Once the Prometheus system is working, grafana can use it as a datasource – again, only a hostname and portnumber is required when adding this type of datasource. And from there, all of the MQ metrics can be accessed and added to dashboards. As an example, this dashboard is looking at several items including the same queues as above, and CPU and logging information:
This picture shows how the top panel was configured, to select several metrics and show the object name in the legend:
Deployment in Docker containers
All of these components can be configured to run inside Docker containers to simplify deployment. To get started, almost everything in the existing Prometheus and Grafana containers can be left to default, except for the need to add the MQ configuration to prometheus.yml. For example, I have this simple Dockerfile
ADD prometheus.yml /etc/prometheus/prometheus.yml
where I’ve added the ibmmq block shown above to the default yml file.
And then this script gets both the Prometheus and Grafana components running, using local directories under /var/docker to hold their persistent data:
The MQ exporter program and its configuration can also of course be baked into a Docker image. The MQ docker image on Github has information on the configuration of MQ. The service definition, the shell script and the actual monitoring program can all be copied into a new image.
This article has shown how the statistics generated by MQ can easily be used in some of the monitoring packages that are commonly used with various cloud and container-based systems.
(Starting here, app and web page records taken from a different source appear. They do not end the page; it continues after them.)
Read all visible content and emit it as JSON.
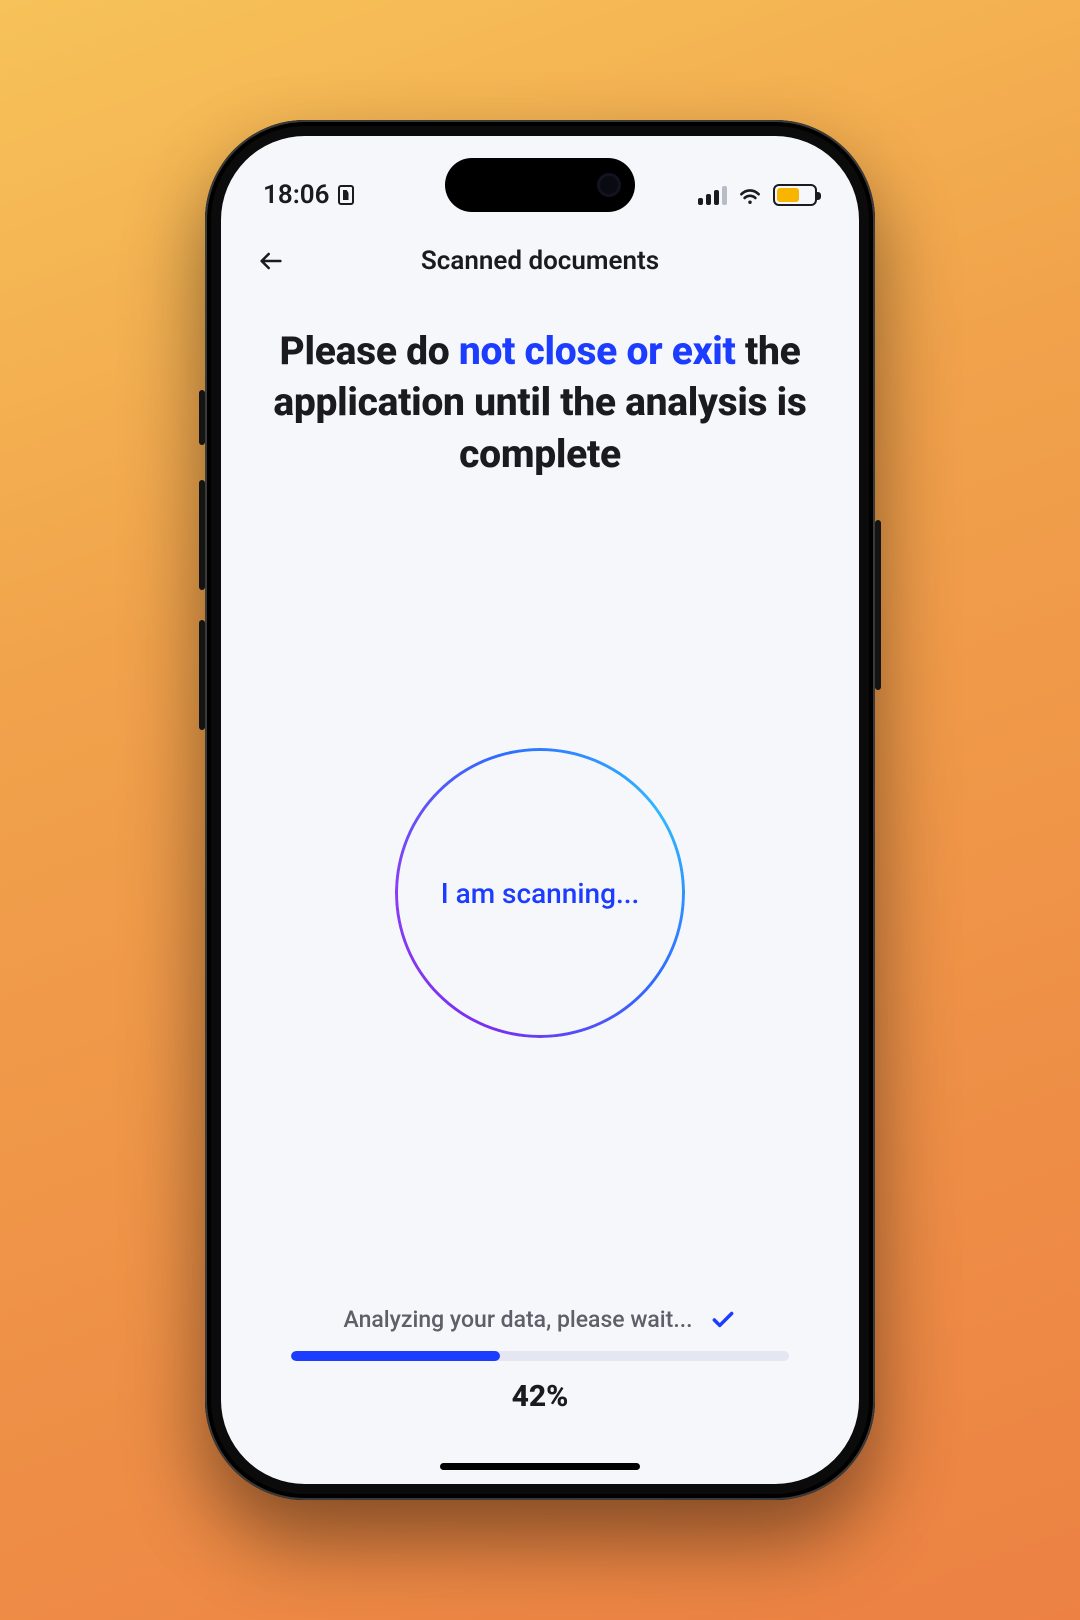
{
  "status": {
    "time": "18:06"
  },
  "nav": {
    "title": "Scanned documents"
  },
  "headline": {
    "part1": "Please do ",
    "highlight": "not close or exit",
    "part2": " the application until the analysis is complete"
  },
  "scan": {
    "label": "I am scanning..."
  },
  "progress": {
    "status_text": "Analyzing your data, please wait...",
    "percent": 42,
    "percent_label": "42%"
  },
  "colors": {
    "accent": "#1c3cff",
    "track": "#e4e7f1",
    "battery_fill": "#f7b500"
  }
}
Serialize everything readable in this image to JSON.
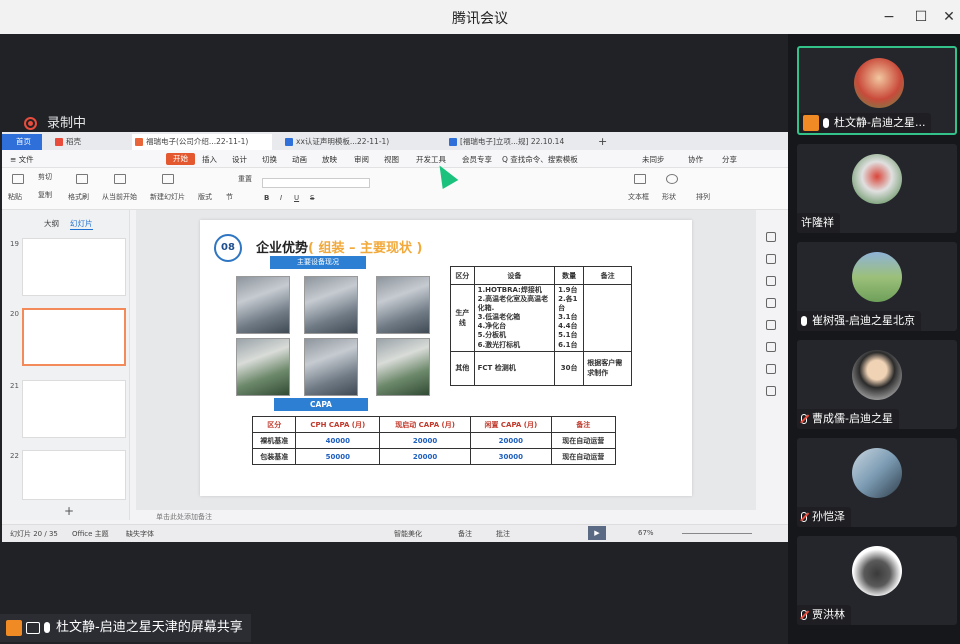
{
  "window": {
    "title": "腾讯会议",
    "controls": [
      "−",
      "☐",
      "✕"
    ]
  },
  "meeting": {
    "recording_label": "录制中",
    "share_label": "杜文静-启迪之星天津的屏幕共享"
  },
  "wps": {
    "tabs": [
      {
        "label": "首页"
      },
      {
        "label": "稻壳"
      },
      {
        "label": "福瑞电子(公司介绍...22-11-1)"
      },
      {
        "label": "xx认证声明模板...22-11-1)"
      },
      {
        "label": "[福瑞电子]立项...规] 22.10.14"
      }
    ],
    "menu": [
      "≡ 文件",
      "开始",
      "插入",
      "设计",
      "切换",
      "动画",
      "放映",
      "审阅",
      "视图",
      "开发工具",
      "会员专享",
      "Q 查找命令、搜索模板",
      "未同步",
      "协作",
      "分享"
    ],
    "ribbon": [
      "粘贴",
      "剪切",
      "复制",
      "格式刷",
      "从当前开始",
      "新建幻灯片",
      "版式",
      "节",
      "重置",
      "文本框",
      "形状",
      "排列"
    ],
    "left_tabs": [
      "大纲",
      "幻灯片"
    ],
    "thumbs": [
      "19",
      "20",
      "21",
      "22"
    ],
    "status": {
      "slide_count": "幻灯片 20 / 35",
      "theme": "Office 主题",
      "font": "缺失字体",
      "beautify": "智能美化",
      "notes": "备注",
      "comments": "批注",
      "zoom": "67%"
    },
    "notes_placeholder": "单击此处添加备注"
  },
  "slide": {
    "number": "08",
    "title": "企业优势",
    "subtitle": "( 组装 – 主要现状 )",
    "equip_header": "主要设备现况",
    "capa_header": "CAPA",
    "table1": {
      "headers": [
        "区分",
        "设备",
        "数量",
        "备注"
      ],
      "row1": {
        "group": "生产线",
        "equipment": [
          "1.HOTBRA:焊接机",
          "2.高温老化室及高温老化箱.",
          "3.低温老化箱",
          "4.净化台",
          "5.分板机",
          "6.激光打标机"
        ],
        "qty": [
          "1.9台",
          "2.各1台",
          "3.1台",
          "4.4台",
          "5.1台",
          "6.1台"
        ],
        "note": ""
      },
      "row2": {
        "group": "其他",
        "equipment": "FCT 检测机",
        "qty": "30台",
        "note": "根据客户需求制作"
      }
    },
    "table2": {
      "headers": [
        "区分",
        "CPH CAPA (月)",
        "现启动 CAPA (月)",
        "闲置 CAPA (月)",
        "备注"
      ],
      "rows": [
        [
          "裸机基准",
          "40000",
          "20000",
          "20000",
          "现在自动运营"
        ],
        [
          "包装基准",
          "50000",
          "20000",
          "30000",
          "现在自动运营"
        ]
      ]
    }
  },
  "participants": [
    {
      "name": "杜文静-启迪之星...",
      "mic": "on",
      "sharing": true,
      "avatar_color": "#c94a3a"
    },
    {
      "name": "许隆祥",
      "mic": "none",
      "sharing": false,
      "avatar_color": "#3e7b3a"
    },
    {
      "name": "崔树强-启迪之星北京",
      "mic": "on",
      "sharing": false,
      "avatar_color": "#6ea05a"
    },
    {
      "name": "曹成儒-启迪之星",
      "mic": "off",
      "sharing": false,
      "avatar_color": "#dcdcdc"
    },
    {
      "name": "孙恺泽",
      "mic": "off",
      "sharing": false,
      "avatar_color": "#7b9bb3"
    },
    {
      "name": "贾洪林",
      "mic": "off",
      "sharing": false,
      "avatar_color": "#ffffff"
    }
  ]
}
The MQ data can be integrated with other metrics to give a complete view of your environment.
I would welcome feedback on this tool. Please leave any feedback here, or in the GitHub issue tracker, whether bugs, enhancements, or thoughts on the value of the monitoring.
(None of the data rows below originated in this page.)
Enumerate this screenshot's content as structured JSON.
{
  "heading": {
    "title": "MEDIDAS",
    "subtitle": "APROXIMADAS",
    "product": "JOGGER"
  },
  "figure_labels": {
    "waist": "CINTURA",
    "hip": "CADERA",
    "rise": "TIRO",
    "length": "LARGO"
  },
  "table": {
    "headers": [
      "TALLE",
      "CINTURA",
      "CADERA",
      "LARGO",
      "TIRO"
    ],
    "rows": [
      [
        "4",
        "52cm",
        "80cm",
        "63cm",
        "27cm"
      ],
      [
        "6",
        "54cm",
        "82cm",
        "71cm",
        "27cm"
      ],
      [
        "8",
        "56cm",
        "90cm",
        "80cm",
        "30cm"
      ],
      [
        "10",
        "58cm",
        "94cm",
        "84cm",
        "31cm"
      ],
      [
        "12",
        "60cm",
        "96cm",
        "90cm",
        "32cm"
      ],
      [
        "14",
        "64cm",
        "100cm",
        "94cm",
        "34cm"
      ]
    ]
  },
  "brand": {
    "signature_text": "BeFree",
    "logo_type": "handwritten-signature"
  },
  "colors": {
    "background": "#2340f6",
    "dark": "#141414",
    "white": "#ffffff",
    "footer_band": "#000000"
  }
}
This post was last updated on November 27th, 2021 at 03:00 pm
This article is going to talk about some new code shipped with the V188.8.131.52 FixPack to make it easier to see what a queue manager is doing, simplify investigation of possible problems, and to assist with writing your own MQ applications. Formatting MQ Events is now available as part of the MQ product.
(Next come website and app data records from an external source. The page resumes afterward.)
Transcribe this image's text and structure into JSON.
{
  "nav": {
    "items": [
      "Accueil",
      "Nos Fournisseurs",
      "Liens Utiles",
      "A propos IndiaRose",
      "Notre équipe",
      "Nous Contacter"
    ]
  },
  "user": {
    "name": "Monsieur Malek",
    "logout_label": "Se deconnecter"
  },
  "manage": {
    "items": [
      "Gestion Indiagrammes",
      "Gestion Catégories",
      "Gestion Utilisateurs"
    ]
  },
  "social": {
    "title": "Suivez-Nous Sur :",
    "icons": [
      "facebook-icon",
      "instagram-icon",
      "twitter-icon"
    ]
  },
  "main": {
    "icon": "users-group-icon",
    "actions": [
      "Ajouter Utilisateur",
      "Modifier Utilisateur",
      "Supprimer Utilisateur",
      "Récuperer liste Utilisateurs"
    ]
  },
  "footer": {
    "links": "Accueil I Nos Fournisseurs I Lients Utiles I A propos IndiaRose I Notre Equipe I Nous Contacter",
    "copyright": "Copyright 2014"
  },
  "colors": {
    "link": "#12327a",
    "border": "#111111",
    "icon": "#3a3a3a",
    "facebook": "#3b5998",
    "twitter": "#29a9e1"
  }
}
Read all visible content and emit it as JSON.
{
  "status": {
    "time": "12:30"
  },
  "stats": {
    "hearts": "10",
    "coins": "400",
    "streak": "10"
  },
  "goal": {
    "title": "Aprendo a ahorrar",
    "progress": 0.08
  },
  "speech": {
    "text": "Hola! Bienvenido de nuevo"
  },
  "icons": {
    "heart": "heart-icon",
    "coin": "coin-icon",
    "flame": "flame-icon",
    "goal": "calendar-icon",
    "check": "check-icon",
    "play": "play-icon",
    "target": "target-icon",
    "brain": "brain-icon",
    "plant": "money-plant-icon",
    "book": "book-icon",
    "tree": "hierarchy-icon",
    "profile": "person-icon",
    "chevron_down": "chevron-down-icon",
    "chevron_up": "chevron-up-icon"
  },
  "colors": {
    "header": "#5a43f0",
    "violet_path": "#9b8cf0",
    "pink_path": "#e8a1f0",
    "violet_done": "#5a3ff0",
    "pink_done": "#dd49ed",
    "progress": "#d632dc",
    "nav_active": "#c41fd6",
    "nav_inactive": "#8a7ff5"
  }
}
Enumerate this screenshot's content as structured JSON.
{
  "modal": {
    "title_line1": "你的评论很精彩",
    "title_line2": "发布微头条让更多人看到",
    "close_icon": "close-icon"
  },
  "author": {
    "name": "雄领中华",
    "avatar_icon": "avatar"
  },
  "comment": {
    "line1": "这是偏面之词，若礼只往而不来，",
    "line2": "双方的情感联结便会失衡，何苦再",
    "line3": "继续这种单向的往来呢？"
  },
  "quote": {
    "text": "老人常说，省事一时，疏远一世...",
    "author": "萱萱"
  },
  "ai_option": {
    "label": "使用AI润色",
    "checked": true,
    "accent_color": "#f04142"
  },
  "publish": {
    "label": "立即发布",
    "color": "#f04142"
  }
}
To start with, we need to talk a little about MQ’s event generation.
The Impact conference starts in 10 days in Las Vegas. For the speakers that means we need to finish up writing presentations, although that seems to happen later and later at each event.
Many conference regulars will be there: myself, Lyn, Morag, Ralph as well as executives and some others who aren’t allowed out in public so often, and the marketing people. As always, this is a busy week not only for the public talking but also the stream of meetings that we participate in. Going to Vegas is not a jolly, and there’s often attempts to NOT be sent.
There used to be a much stricter deadline for finalised presentations, as material was only distributed in physical formats. So it had to be submitted several weeks in advance.For some subjects that was fine, but it made it harder to deal with late-breaking changes, such as if an expected product announcement was cancelled or a new feature altered its implementation.
I was digging through my cupboard a few weeks ago and found the book of presentations from the 1998 MQSeries Technical Conference in Washington DC – properly published and bound. Very nice, but heavy and for those of us who try to fly with only hand-luggage a bit awkward. Back then, we also often used boxes of real acetate foils, carefully separated and hopefully kept in order; there was no guarantee of projection systems even if we had laptops with us. (That DC event has special memories for me, though it’s not why I kept the book.)
It’s interesting looking back at that old material. Features of MQ that were considered interesting or exciting but which are no longer used; and the converse, features that are still critical to customers. Here is the MQSeries V5.0 presentation from 1997/1998 as an example. The “web admin” feature is long gone in that form, as is the DCE Directory Service support. But transaction coordination is still very heavily used.
Although we try to predict which features are going to have a long-term value when planning new releases of MQ, these “What’s New” presentations do show where we got it right and where we didn’t.